Try not to use the flash on your camera. Most camera models allow you to turn off the flash.
Technical note: We are assuming that you are likely using your camera on Auto mode or other mode besides manual for the sake of these beginner tips. However, we do suggest studying your camera’s manual to learn how to control your shutter speed and aperture together with finding out where your ISO controls can be found. These 3 items on your camera work as a team to help you get proper exposure in your photos and give you better control of your photography. Learning to use your camera on “manual” mode will open up a whole new world in capturing images you love!
If you are interested in learning more about your camera controls and how to use them, we do offer a camera basics class locally in the Barrington and downtown Chicago areas a few times a year. Feel free to check out the dates, details and locations here
↣ camera-basics-photography-101-for-moms or inquire with us about future dates/times.
3. Take several shots (use continuous mode) –
All DSLR cameras have a continuous mode option. Continuous Mode allows you to hold the shutter down and take several images at once in fast sequence. Why continuous mode? Because you’re photographing moving, running, jumping children who blink, cough, sneeze and itch of course! Shooting in continuous mode allows you the best opportunity to get at least one or two good photographs of what you’re trying to capture.

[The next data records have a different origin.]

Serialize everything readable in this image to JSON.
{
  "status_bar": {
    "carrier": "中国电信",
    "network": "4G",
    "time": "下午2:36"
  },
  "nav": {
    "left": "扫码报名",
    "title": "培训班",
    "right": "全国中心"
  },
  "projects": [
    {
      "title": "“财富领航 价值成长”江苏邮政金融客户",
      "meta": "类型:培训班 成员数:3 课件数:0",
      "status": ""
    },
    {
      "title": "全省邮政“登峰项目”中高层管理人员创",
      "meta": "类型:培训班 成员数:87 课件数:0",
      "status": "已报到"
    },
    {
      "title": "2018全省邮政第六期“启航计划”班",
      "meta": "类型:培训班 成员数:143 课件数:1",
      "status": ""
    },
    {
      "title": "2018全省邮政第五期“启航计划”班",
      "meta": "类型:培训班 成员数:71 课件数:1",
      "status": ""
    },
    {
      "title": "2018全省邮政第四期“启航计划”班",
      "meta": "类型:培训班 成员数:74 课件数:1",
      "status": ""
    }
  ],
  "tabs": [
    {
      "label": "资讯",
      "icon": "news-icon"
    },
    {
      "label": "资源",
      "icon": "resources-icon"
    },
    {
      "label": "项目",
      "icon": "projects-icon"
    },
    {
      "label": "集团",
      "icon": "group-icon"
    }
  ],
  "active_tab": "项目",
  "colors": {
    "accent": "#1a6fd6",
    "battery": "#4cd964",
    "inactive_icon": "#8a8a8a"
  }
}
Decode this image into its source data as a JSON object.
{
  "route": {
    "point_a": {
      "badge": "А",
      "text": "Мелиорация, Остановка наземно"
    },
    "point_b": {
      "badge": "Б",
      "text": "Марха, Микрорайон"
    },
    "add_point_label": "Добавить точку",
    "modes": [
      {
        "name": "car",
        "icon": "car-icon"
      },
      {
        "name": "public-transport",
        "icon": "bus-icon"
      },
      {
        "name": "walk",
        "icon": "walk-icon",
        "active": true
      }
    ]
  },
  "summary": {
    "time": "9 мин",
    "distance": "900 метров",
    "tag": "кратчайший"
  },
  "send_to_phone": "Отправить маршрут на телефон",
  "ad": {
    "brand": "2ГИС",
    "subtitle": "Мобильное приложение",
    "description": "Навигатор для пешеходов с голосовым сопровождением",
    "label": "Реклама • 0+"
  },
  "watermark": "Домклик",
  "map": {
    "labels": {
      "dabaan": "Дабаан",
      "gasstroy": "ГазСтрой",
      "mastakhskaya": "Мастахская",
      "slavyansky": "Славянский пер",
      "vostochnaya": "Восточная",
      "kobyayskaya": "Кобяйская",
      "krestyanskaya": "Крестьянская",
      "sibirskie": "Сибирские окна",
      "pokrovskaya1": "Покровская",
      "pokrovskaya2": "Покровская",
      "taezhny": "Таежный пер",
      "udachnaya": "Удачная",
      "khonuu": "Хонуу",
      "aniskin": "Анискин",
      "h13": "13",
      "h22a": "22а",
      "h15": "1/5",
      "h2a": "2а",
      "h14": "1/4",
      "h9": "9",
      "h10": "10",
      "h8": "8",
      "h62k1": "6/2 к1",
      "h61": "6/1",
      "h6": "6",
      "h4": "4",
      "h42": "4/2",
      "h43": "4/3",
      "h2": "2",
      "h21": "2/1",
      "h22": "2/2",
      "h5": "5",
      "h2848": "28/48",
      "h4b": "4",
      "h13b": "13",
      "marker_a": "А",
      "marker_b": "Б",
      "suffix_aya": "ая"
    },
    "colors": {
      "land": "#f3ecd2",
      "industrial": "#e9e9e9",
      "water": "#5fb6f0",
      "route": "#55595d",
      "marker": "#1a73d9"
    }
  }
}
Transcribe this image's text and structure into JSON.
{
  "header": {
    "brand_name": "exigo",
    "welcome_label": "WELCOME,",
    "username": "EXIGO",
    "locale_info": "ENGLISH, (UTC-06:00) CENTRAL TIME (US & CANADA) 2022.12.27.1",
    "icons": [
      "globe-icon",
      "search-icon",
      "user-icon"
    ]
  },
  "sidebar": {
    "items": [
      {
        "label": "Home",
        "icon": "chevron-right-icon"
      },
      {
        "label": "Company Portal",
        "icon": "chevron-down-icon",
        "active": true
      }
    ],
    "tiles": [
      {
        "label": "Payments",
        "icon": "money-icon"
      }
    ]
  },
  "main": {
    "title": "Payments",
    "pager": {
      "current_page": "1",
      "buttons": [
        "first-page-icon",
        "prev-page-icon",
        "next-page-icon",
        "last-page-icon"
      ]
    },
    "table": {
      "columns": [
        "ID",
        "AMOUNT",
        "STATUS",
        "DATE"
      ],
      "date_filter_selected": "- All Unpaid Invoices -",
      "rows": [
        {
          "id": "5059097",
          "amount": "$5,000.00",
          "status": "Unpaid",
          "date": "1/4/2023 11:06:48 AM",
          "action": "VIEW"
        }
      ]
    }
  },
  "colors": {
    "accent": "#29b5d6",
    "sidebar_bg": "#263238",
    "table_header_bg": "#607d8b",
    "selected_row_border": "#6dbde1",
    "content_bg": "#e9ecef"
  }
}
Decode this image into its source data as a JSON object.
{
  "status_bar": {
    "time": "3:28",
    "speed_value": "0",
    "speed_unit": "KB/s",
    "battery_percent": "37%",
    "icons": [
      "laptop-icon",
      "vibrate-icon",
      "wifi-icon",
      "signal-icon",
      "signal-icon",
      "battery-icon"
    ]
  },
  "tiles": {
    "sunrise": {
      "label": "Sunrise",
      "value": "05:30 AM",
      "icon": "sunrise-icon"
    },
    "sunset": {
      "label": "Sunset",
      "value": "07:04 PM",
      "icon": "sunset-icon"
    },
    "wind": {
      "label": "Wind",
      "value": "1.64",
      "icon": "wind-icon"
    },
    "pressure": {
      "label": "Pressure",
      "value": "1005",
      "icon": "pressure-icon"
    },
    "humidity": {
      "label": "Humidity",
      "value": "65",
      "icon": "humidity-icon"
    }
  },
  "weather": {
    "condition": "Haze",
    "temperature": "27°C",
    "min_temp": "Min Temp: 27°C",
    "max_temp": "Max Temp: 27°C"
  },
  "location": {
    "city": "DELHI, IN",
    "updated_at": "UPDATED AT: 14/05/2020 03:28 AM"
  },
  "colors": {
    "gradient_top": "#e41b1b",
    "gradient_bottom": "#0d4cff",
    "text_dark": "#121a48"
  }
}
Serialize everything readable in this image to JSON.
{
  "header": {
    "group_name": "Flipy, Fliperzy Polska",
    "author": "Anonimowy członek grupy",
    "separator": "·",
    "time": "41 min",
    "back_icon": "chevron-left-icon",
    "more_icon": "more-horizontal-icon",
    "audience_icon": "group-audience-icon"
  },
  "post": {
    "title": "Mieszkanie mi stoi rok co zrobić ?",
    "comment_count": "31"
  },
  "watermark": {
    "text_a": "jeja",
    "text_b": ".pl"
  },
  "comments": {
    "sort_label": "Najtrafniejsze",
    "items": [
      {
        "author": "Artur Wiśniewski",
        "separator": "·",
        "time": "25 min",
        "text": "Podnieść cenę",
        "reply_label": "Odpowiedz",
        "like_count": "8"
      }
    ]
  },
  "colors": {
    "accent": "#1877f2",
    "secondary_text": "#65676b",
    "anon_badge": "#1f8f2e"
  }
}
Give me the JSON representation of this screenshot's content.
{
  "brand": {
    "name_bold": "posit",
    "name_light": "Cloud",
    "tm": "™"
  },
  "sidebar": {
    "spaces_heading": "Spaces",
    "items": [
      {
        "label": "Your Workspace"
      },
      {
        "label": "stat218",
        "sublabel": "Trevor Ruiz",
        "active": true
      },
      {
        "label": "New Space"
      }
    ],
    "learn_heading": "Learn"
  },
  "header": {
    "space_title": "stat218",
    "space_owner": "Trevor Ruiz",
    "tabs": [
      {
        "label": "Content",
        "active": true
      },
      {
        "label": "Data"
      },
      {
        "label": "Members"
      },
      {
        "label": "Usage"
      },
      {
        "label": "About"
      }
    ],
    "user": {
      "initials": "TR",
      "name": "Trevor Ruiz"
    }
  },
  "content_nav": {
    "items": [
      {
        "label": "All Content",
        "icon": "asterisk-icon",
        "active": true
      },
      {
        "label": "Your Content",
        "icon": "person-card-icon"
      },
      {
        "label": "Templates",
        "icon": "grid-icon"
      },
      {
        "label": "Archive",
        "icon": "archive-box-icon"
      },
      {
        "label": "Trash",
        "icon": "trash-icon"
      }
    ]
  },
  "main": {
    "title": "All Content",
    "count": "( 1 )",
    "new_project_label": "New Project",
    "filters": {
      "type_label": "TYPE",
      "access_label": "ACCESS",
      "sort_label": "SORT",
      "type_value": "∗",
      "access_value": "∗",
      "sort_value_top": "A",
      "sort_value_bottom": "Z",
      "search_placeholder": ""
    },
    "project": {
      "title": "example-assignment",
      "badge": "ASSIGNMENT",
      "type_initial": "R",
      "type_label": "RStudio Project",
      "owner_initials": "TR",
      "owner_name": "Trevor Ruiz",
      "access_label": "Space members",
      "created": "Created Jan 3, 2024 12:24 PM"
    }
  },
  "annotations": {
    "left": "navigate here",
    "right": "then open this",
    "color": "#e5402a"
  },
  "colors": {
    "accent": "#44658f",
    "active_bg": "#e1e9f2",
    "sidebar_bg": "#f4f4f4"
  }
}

4. Keep an eye on your background –
In other words, before you start taking photos, take a look around your subject for any objects that might distract from what or whom you are trying to capture. If you are taking photos of your beautiful little baby boy in a park, you want the focus of your photograph to be your beautiful baby boy and not the huge trash can behind him. Unless you plan to learn photoshop, doing your best to declutter your background beforehand, will make for much cleaner and more interesting images.
5. Let the kids be kids –
We know you REALLY want that cute shot of your kids looking at you with big smiles on their faces, but you are unlikely to get it by demanding they sit and smile at the camera. Insert fake kid smile here 😬. If you truly want those genuine, awesome smiles, you’re going to have to let go of your expectations for a few minutes and just let them do their thing. We find that if you join in and laugh with them, say funny things that make them laugh, they will be much more likely to give you the coveted smiles you’ve been waiting for without even having to ask. Just be ready because they won’t last long! If you don’t get the smile, it’s okay. You’ll at least have some photos of them having fun and sometimes those candid ones are gold!
6. Don’t forget yourself! –
We hear it all the time, moms who don’t want to be in the photos because of this or that. Once a month, hand that camera to another family member and let them capture a shot of you with your babies or better yet hire a professional once a year. You may not love yourself in photos, but I promise you that your children will and they will cherish those photos all the years of their life.
7. Hire a professional –
Of course, nothing beats an experienced professional photographer. Especially when it comes to getting in the frame with your children. Professional Family Photographers photograph families day after day and truly know the key to getting those frame-worthy photographs. They are also skilled in getting dad on board, right angles for flattering adults and of course, getting your kids to laugh and smile.
The difference between a phone or camera snapshot and a beautifully composed and edited family portrait is drab to fab. Genuine, beautiful, emotional family photos are worth their weight in gold and will be treasured through the generations!
If you’re interested in telling your families story through our lens, click the “contact us” tab above. We’d love to meet you!
Cianne Mitchell Photography is a maternity, newborn, child and family photographer
based in Barrington IL and servicing Chicago and most surrounding suburbs